Air Canada is suspending all passenger service to and from Yellowknife effective Jan. 23.
“Operating in this environment is not sustainable and we have made difficult decisions to suspend all passenger operations to Yellowknife Airport until further notice, effective Jan. 23,” said a spokesperson from Air Canada.
“Our overall network capacity is currently down about 80 per cent from the last normal year which was 2019. Air Canada will continue to evaluate and adjust its route network as required in response to the trajectory of the pandemic and travel restrictions.”
Infrastructure Minister Diane Archie said the suspension of Air Canada flights into Yellowknife is “disappointing” news to the GNWT but it understands that market conditions means hard decisions have to be made.
“The GNWT looks forward to a time when those conditions change,” she said.
The end of Air Canada flights on Jan. 23 will eliminate some options for NWT residents when traveling by air, she added.
“NWT residents should take some comfort knowing that essential services provided by our NWT airports will not be impacted by this change. This includes our ability to provide necessary medical travel services that NWT residents depend on to access care and services outside the territory.”
Mayor Rebecca Alty said on Tuesday morning that it was “tough news but recognizing that air travel is quite down across (the country), it is not unexpected.
“It’s definitely not great news to start the year off.”
Yellowknife Chamber of Commerce president Tim Syer said the national airline’s decision to suspend service to Yellowknife demonstrates the toll the pandemic is taking on the NWT economy.
“This underscores the urgent need to proceed with vaccinations as quickly as possible and for the GNWT to develop the Emerging Stronger plan,” he said.
A spokesperson for Canadian North, which also operates passengers flights to Yellowknife said the company understands the challenges of operating during the pandemic and sympathizes with those affected by Air Canada’s decision.
“Our focus remains on our commitment to providing safe and reliable airline services wherever we fly and we also intend to maintain our current services,” said spokesperson Kevin Kablutsiak.

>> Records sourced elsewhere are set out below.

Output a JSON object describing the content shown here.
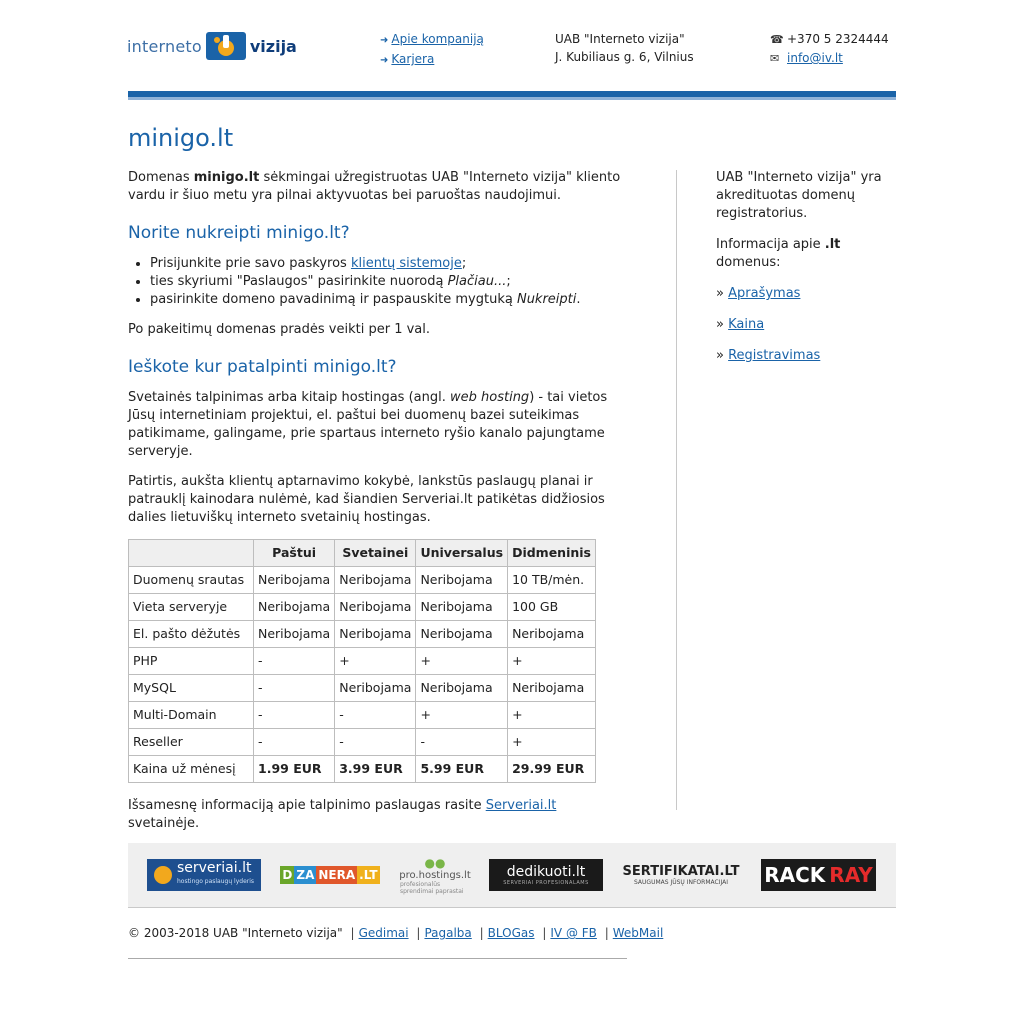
{
  "header": {
    "logo_word1": "interneto",
    "logo_word2": "vizija",
    "links": [
      "Apie kompaniją",
      "Karjera"
    ],
    "company_name": "UAB \"Interneto vizija\"",
    "address": "J. Kubiliaus g. 6, Vilnius",
    "phone": "+370 5 2324444",
    "email": "info@iv.lt",
    "icons": {
      "link_arrow": "arrow-right-icon",
      "phone": "phone-icon",
      "email": "envelope-icon"
    }
  },
  "page_title": "minigo.lt",
  "intro": {
    "before": "Domenas ",
    "domain": "minigo.lt",
    "after": " sėkmingai užregistruotas UAB \"Interneto vizija\" kliento vardu ir šiuo metu yra pilnai aktyvuotas bei paruoštas naudojimui."
  },
  "section1": {
    "heading": "Norite nukreipti minigo.lt?",
    "item1_before": "Prisijunkite prie savo paskyros ",
    "item1_link": "klientų sistemoje",
    "item1_after": ";",
    "item2_before": "ties skyriumi \"Paslaugos\" pasirinkite nuorodą ",
    "item2_em": "Plačiau...",
    "item2_after": ";",
    "item3_before": "pasirinkite domeno pavadinimą ir paspauskite mygtuką ",
    "item3_em": "Nukreipti",
    "item3_after": ".",
    "note": "Po pakeitimų domenas pradės veikti per 1 val."
  },
  "section2": {
    "heading": "Ieškote kur patalpinti minigo.lt?",
    "p1_before": "Svetainės talpinimas arba kitaip hostingas (angl. ",
    "p1_em": "web hosting",
    "p1_after": ") - tai vietos Jūsų internetiniam projektui, el. paštui bei duomenų bazei suteikimas patikimame, galingame, prie spartaus interneto ryšio kanalo pajungtame serveryje.",
    "p2": "Patirtis, aukšta klientų aptarnavimo kokybė, lankstūs paslaugų planai ir patrauklį kainodara nulėmė, kad šiandien Serveriai.lt patikėtas didžiosios dalies lietuviškų interneto svetainių hostingas.",
    "closing_before": "Išsamesnę informaciją apie talpinimo paslaugas rasite ",
    "closing_link": "Serveriai.lt",
    "closing_after": " svetainėje."
  },
  "table": {
    "headers": [
      "",
      "Paštui",
      "Svetainei",
      "Universalus",
      "Didmeninis"
    ],
    "rows": [
      [
        "Duomenų srautas",
        "Neribojama",
        "Neribojama",
        "Neribojama",
        "10 TB/mėn."
      ],
      [
        "Vieta serveryje",
        "Neribojama",
        "Neribojama",
        "Neribojama",
        "100 GB"
      ],
      [
        "El. pašto dėžutės",
        "Neribojama",
        "Neribojama",
        "Neribojama",
        "Neribojama"
      ],
      [
        "PHP",
        "-",
        "+",
        "+",
        "+"
      ],
      [
        "MySQL",
        "-",
        "Neribojama",
        "Neribojama",
        "Neribojama"
      ],
      [
        "Multi-Domain",
        "-",
        "-",
        "+",
        "+"
      ],
      [
        "Reseller",
        "-",
        "-",
        "-",
        "+"
      ],
      [
        "Kaina už mėnesį",
        "1.99 EUR",
        "3.99 EUR",
        "5.99 EUR",
        "29.99 EUR"
      ]
    ]
  },
  "sidebar": {
    "p1": "UAB \"Interneto vizija\" yra akredituotas domenų registratorius.",
    "p2_before": "Informacija apie ",
    "p2_bold": ".lt",
    "p2_after": " domenus:",
    "bullet": "»",
    "links": [
      "Aprašymas",
      "Kaina",
      "Registravimas"
    ]
  },
  "partners": {
    "serveriai": "serveriai.lt",
    "serveriai_sub": "hostingo paslaugų lyderis",
    "dzanera": [
      "D",
      "ZA",
      "NERA",
      ".LT"
    ],
    "prohostings": "pro.hostings.lt",
    "prohostings_sub": "profesionalūs sprendimai paprastai",
    "dedikuoti": "dedikuoti.lt",
    "dedikuoti_sub": "SERVERIAI PROFESIONALAMS",
    "sertifikatai": "SERTIFIKATAI.LT",
    "sertifikatai_sub": "SAUGUMAS JŪSŲ INFORMACIJAI",
    "rack": "RACK",
    "ray": "RAY"
  },
  "footer": {
    "copyright": "© 2003-2018 UAB \"Interneto vizija\"",
    "separator": "|",
    "links": [
      "Gedimai",
      "Pagalba",
      "BLOGas",
      "IV @ FB",
      "WebMail"
    ]
  }
}
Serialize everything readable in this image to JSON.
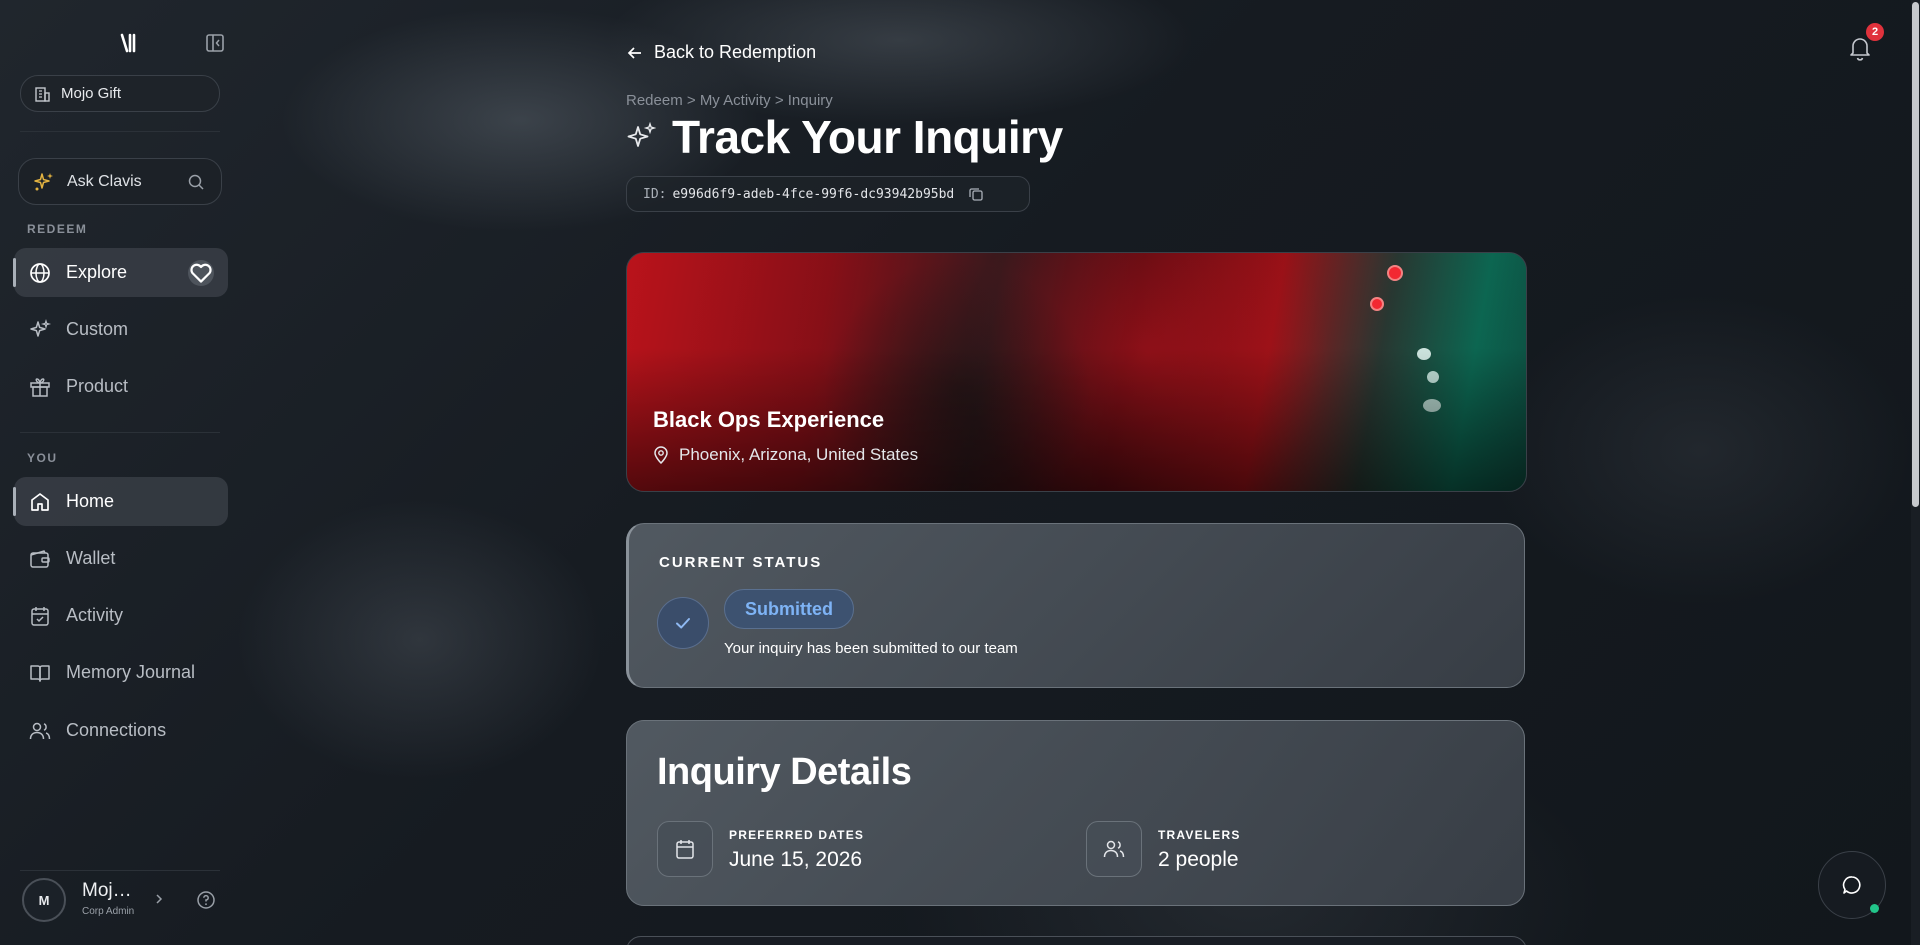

Canadian North passenger traffic is currently down 65 to 70 per cent compared to normal, Kablutsiak said. At the lowest point since the pandemic began traffic was down by 90 per cent.